Is Mind Uploading a Real Possibility?
The Prehistory of the Posthuman.
Section 2: Science and Technology.
Genetics and Epigenetics.
Rejuvenation and Radically Increased Health Spans.
Runaway AI.
A Skeptic’s Perspective: Is this Actually Going to Happen?
Section 3: Religious Responses and New Religiosities.
Buddhist Uploads.
The Russian Cosmists: Evolving into Space.
Virtual Religions and Real Lives.
The Spectrum of Human Techno-Hybridity: The Total Recall Effect.
The Frontiers of Immortality.
The Catholic Tradition and Posthumanism: A Matter of How to Be Human.
Buddhist Biohackers: The New Enlightenment.
Section 4: Moral Debates.
What Is a Person?
Debates over Enhancement.
Commodification of Human Traits: The Body as Industrial Product.
Gender and Bioenhancement.
Animal Bioenhancement.
Human Flourishing: A Moral Yardstick for Evaluating Specific Bioenhancements.
Enhancing Moral Behavior.
Synthetic Biology: The Digital Creation of Life.
Trans/Posthuman Epistemology: Doubt and Back Again.
Section 5: Societal Implications.
What Relevance Does Eugenics Have Today?
Human-Robot Relationships.
Art and the Posthuman.
The Fragmenting of Humankind?
Regulating Bioenhancements: Law and Governance.
The Boundaries of Legal Personhood.
War and Terrorism.
Trans-ecology and Post-sustainability.

Meet the Author

Author Bio

Michael Bess

Chancellor’s Professor of History at Vanderbilt, Michael has written widely on the interactions between social and cultural processes and technological change.

Diana Walsh Pasulka
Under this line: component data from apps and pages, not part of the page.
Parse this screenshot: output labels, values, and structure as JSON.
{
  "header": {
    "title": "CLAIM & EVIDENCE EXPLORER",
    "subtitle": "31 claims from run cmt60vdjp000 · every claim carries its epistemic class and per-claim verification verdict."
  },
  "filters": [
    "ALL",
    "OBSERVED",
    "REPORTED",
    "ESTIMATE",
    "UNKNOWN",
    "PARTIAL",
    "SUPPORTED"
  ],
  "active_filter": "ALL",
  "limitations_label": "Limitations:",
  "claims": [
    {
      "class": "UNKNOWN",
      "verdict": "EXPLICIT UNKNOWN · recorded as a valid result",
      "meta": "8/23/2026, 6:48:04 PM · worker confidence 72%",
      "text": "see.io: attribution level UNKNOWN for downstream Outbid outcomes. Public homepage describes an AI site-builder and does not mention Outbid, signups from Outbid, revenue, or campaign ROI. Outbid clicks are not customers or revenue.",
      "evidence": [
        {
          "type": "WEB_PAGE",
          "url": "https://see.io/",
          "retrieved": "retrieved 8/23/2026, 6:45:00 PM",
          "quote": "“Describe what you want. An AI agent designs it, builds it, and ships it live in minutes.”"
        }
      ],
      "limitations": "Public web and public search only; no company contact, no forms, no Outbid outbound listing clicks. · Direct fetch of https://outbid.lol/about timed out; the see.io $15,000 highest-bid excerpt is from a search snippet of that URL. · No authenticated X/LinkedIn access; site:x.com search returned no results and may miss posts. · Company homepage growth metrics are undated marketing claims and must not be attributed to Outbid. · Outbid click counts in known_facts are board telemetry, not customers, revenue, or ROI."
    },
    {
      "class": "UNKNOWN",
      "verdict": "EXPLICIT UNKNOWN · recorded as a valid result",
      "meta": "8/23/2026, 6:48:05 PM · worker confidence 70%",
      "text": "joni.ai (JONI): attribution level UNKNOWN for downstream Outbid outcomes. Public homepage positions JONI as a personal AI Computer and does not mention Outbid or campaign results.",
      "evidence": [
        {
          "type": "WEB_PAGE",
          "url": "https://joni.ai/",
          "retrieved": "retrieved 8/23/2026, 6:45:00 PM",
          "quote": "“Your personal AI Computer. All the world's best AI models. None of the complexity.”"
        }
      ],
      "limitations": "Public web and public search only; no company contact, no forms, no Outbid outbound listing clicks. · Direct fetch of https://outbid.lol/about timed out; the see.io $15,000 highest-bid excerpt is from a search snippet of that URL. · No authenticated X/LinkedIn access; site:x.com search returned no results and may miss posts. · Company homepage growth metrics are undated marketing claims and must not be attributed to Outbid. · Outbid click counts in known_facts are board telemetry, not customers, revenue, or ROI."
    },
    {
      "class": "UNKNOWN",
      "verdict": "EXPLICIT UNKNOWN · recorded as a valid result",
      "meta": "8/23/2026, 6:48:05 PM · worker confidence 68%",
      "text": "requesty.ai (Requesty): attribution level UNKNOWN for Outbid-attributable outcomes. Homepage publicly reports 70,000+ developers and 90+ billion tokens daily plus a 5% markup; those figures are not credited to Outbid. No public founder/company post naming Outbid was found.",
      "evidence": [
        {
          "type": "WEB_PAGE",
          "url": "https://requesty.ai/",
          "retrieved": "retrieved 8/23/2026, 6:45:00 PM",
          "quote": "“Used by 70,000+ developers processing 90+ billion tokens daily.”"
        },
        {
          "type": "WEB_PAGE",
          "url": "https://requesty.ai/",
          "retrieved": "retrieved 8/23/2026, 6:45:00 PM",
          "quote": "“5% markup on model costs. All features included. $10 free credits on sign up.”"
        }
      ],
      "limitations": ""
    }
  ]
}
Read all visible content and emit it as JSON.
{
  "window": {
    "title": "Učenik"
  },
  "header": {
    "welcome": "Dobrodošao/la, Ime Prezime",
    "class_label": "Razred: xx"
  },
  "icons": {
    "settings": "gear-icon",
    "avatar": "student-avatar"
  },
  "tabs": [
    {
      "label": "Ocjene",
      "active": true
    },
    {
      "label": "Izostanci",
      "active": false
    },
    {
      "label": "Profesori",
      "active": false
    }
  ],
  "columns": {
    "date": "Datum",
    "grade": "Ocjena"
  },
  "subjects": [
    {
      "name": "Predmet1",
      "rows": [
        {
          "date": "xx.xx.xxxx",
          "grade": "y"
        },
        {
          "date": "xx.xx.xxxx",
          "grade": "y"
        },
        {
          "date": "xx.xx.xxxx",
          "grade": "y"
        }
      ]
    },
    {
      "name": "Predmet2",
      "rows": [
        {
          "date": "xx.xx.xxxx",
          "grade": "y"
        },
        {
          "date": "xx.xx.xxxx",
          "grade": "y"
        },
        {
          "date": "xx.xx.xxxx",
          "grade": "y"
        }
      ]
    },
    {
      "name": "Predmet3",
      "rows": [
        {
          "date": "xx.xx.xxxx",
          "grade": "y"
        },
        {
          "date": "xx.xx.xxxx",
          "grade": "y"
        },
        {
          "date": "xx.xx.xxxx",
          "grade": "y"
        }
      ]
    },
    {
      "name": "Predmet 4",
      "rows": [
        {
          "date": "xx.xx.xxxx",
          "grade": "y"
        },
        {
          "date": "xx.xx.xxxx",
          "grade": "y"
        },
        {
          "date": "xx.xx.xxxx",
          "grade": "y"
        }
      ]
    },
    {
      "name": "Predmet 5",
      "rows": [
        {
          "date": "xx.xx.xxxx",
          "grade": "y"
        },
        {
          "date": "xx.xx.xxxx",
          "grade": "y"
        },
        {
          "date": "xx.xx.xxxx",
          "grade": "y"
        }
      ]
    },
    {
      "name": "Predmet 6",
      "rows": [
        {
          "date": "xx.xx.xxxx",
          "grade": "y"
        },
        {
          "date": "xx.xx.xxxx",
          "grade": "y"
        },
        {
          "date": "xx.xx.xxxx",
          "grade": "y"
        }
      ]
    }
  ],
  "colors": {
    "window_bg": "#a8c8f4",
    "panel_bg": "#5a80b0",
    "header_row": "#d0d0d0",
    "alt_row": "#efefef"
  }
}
Professor and Chair of the Department of Philosophy and Religion at the University of North Carolina Wilmington, Diana has written widely on the topics of the history of religions and the implications of technology and media technologies on religious belief, memory, and practices.